_Exercise data:_
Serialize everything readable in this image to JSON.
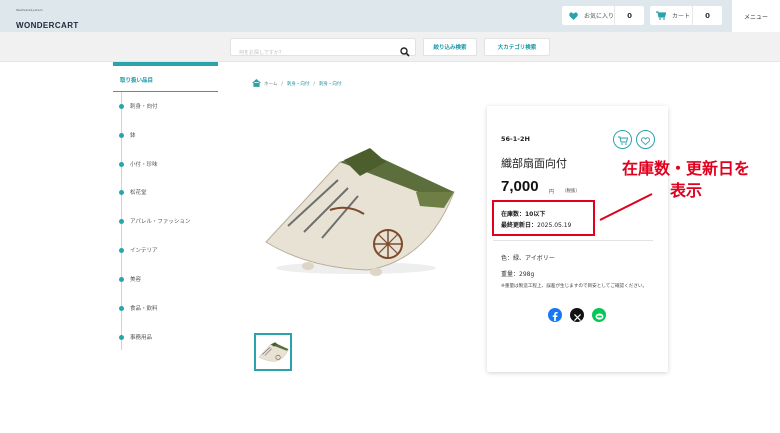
{
  "header": {
    "logo_sub": "WebSaleSystem",
    "logo_main": "WONDERCART",
    "favorite_label": "お気に入り",
    "favorite_count": "0",
    "cart_label": "カート",
    "cart_count": "0",
    "menu_label": "メニュー"
  },
  "search": {
    "placeholder": "何をお探しですか？",
    "filter_button": "絞り込み検索",
    "category_button": "大カテゴリ検索"
  },
  "sidebar": {
    "heading": "取り扱い品目",
    "items": [
      {
        "label": "刺身・向付"
      },
      {
        "label": "鉢"
      },
      {
        "label": "小付・珍味"
      },
      {
        "label": "松花堂"
      },
      {
        "label": "アパレル・ファッション"
      },
      {
        "label": "インテリア"
      },
      {
        "label": "美容"
      },
      {
        "label": "食品・飲料"
      },
      {
        "label": "事務用品"
      }
    ]
  },
  "breadcrumb": {
    "items": [
      "ホーム",
      "刺身・向付",
      "刺身・向付"
    ]
  },
  "product": {
    "code": "56-1-2H",
    "name": "織部扇面向付",
    "price": "7,000",
    "currency": "円",
    "tax": "（税抜）",
    "stock": "在庫数：10以下",
    "updated_label": "最終更新日：",
    "updated_date": "2025.05.19",
    "color": "色：緑、アイボリー",
    "weight": "重量：298g",
    "note": "※重量は製造工程上、誤差が生じますので目安としてご確認ください。"
  },
  "icons": {
    "home": "home-icon",
    "search": "search-icon",
    "heart": "heart-icon",
    "cart": "cart-icon",
    "share_facebook": "facebook-icon",
    "share_x": "x-icon",
    "share_line": "line-icon"
  },
  "colors": {
    "accent": "#2aa3ad",
    "annotation": "#e1001e",
    "facebook": "#1877f2",
    "line": "#06c755"
  },
  "annotation": {
    "line1": "在庫数・更新日を",
    "line2": "表示"
  }
}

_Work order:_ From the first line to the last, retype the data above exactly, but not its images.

_Task response:_
Serialize everything readable in this image to JSON.
{
  "header": {
    "logo_sub": "WebSaleSystem",
    "logo_main": "WONDERCART",
    "favorite_label": "お気に入り",
    "favorite_count": "0",
    "cart_label": "カート",
    "cart_count": "0",
    "menu_label": "メニュー"
  },
  "search": {
    "placeholder": "何をお探しですか？",
    "filter_button": "絞り込み検索",
    "category_button": "大カテゴリ検索"
  },
  "sidebar": {
    "heading": "取り扱い品目",
    "items": [
      {
        "label": "刺身・向付"
      },
      {
        "label": "鉢"
      },
      {
        "label": "小付・珍味"
      },
      {
        "label": "松花堂"
      },
      {
        "label": "アパレル・ファッション"
      },
      {
        "label": "インテリア"
      },
      {
        "label": "美容"
      },
      {
        "label": "食品・飲料"
      },
      {
        "label": "事務用品"
      }
    ]
  },
  "breadcrumb": {
    "items": [
      "ホーム",
      "刺身・向付",
      "刺身・向付"
    ]
  },
  "product": {
    "code": "56-1-2H",
    "name": "織部扇面向付",
    "price": "7,000",
    "currency": "円",
    "tax": "（税抜）",
    "stock": "在庫数：10以下",
    "updated_label": "最終更新日：",
    "updated_date": "2025.05.19",
    "color": "色：緑、アイボリー",
    "weight": "重量：298g",
    "note": "※重量は製造工程上、誤差が生じますので目安としてご確認ください。"
  },
  "icons": {
    "home": "home-icon",
    "search": "search-icon",
    "heart": "heart-icon",
    "cart": "cart-icon",
    "share_facebook": "facebook-icon",
    "share_x": "x-icon",
    "share_line": "line-icon"
  },
  "colors": {
    "accent": "#2aa3ad",
    "annotation": "#e1001e",
    "facebook": "#1877f2",
    "line": "#06c755"
  },
  "annotation": {
    "line1": "在庫数・更新日を",
    "line2": "表示"
  }
}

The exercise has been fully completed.